# [Required work]
How many lines in the entries below include the word "institusi"? Respond with the number only.

Dataset records
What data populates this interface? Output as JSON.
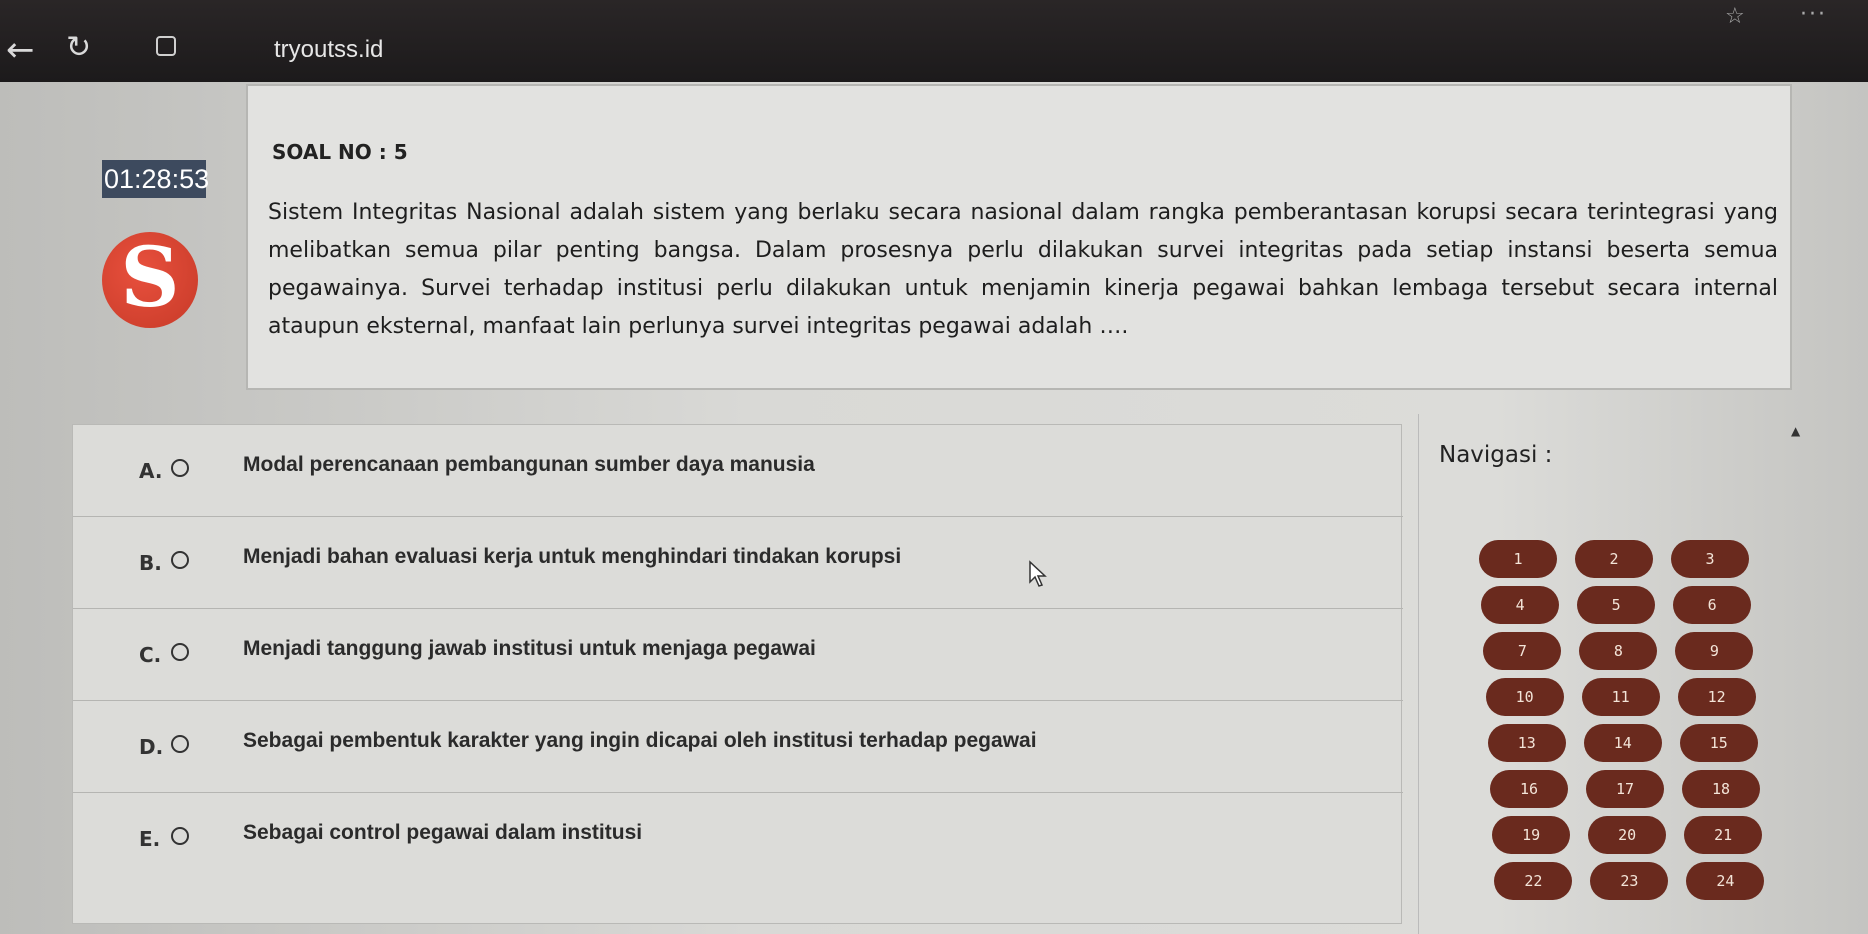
{
  "browser": {
    "url": "tryoutss.id"
  },
  "timer": "01:28:53",
  "question": {
    "label": "SOAL NO :",
    "number": "5",
    "text": "Sistem Integritas Nasional adalah sistem yang berlaku secara nasional dalam rangka pemberantasan korupsi secara terintegrasi yang melibatkan semua pilar penting bangsa. Dalam prosesnya perlu dilakukan survei integritas pada setiap instansi beserta semua pegawainya. Survei terhadap institusi perlu dilakukan untuk menjamin kinerja pegawai bahkan lembaga tersebut secara internal ataupun eksternal, manfaat lain perlunya survei integritas pegawai adalah …."
  },
  "options": [
    {
      "letter": "A.",
      "text": "Modal perencanaan pembangunan sumber daya manusia"
    },
    {
      "letter": "B.",
      "text": "Menjadi bahan evaluasi kerja untuk menghindari tindakan korupsi"
    },
    {
      "letter": "C.",
      "text": "Menjadi tanggung jawab institusi untuk menjaga pegawai"
    },
    {
      "letter": "D.",
      "text": "Sebagai pembentuk karakter yang ingin dicapai oleh institusi terhadap pegawai"
    },
    {
      "letter": "E.",
      "text": "Sebagai control pegawai dalam institusi"
    }
  ],
  "navigation": {
    "title": "Navigasi :",
    "buttons": [
      "1",
      "2",
      "3",
      "4",
      "5",
      "6",
      "7",
      "8",
      "9",
      "10",
      "11",
      "12",
      "13",
      "14",
      "15",
      "16",
      "17",
      "18",
      "19",
      "20",
      "21",
      "22",
      "23",
      "24"
    ]
  },
  "colors": {
    "nav_button": "#6a2a1e",
    "timer_bg": "#3d4a5e",
    "logo": "#d8432f"
  }
}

# [Answer to the problem]
4